[Extracted data entries]

= Beginning of Section =

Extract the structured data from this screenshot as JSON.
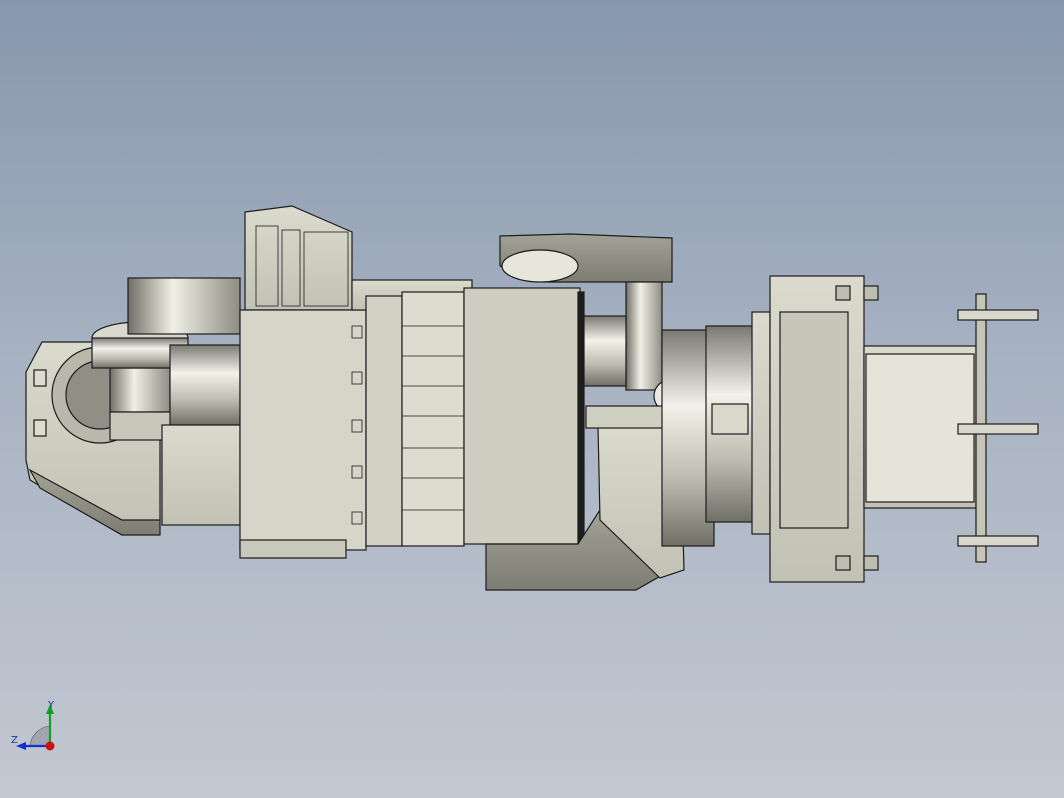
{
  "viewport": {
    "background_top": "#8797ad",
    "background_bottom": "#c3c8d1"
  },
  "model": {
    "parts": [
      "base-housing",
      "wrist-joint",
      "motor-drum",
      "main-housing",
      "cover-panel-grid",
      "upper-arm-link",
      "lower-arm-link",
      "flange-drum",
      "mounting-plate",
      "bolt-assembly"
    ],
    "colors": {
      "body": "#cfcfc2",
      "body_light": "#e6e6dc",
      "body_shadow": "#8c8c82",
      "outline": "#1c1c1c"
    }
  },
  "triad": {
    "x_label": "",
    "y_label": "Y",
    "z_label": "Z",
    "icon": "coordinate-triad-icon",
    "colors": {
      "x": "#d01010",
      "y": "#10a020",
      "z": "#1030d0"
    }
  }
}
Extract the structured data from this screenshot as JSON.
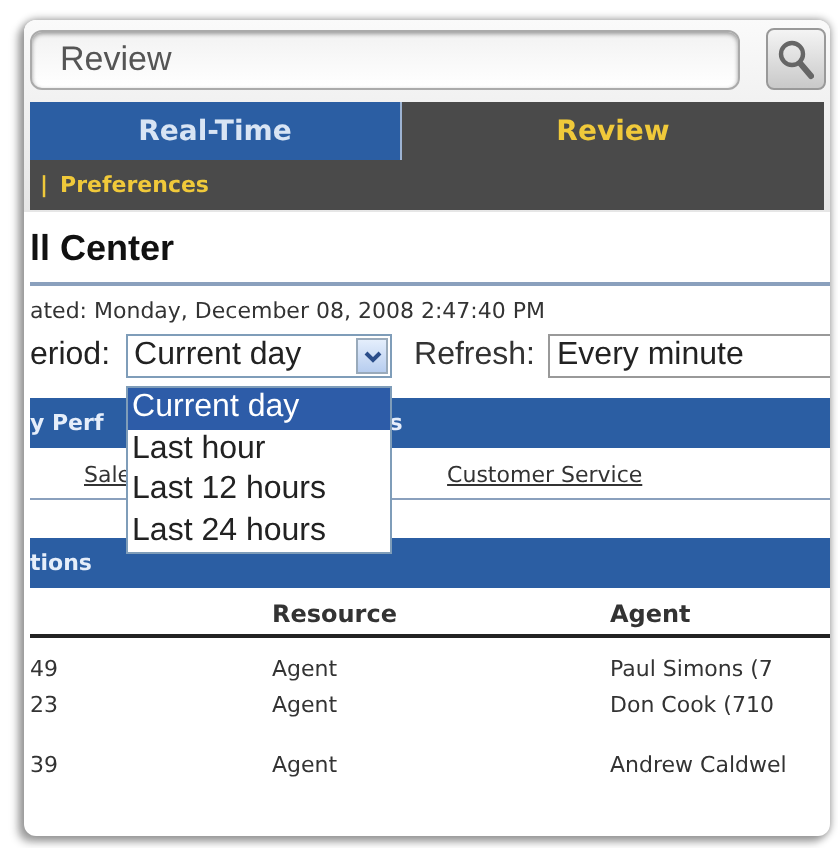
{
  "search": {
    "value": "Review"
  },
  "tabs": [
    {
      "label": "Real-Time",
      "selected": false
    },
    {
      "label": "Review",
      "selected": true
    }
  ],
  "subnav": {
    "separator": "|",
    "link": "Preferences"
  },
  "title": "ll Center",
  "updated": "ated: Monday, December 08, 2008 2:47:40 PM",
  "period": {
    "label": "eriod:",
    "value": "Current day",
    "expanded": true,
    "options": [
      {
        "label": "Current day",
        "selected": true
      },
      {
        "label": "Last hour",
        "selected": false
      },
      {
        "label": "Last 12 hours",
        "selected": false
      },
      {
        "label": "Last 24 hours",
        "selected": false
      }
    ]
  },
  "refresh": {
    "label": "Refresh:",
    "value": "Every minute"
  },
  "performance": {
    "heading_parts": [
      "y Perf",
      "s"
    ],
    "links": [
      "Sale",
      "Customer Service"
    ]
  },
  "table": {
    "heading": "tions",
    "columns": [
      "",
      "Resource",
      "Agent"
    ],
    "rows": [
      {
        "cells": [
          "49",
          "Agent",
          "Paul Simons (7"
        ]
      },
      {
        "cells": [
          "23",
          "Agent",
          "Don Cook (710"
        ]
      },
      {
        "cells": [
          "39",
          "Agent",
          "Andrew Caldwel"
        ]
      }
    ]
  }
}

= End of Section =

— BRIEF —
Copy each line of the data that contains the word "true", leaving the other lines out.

— ANSWER FOR THIS EXERCISE —
      "selected": true
    "expanded": true,
        "selected": true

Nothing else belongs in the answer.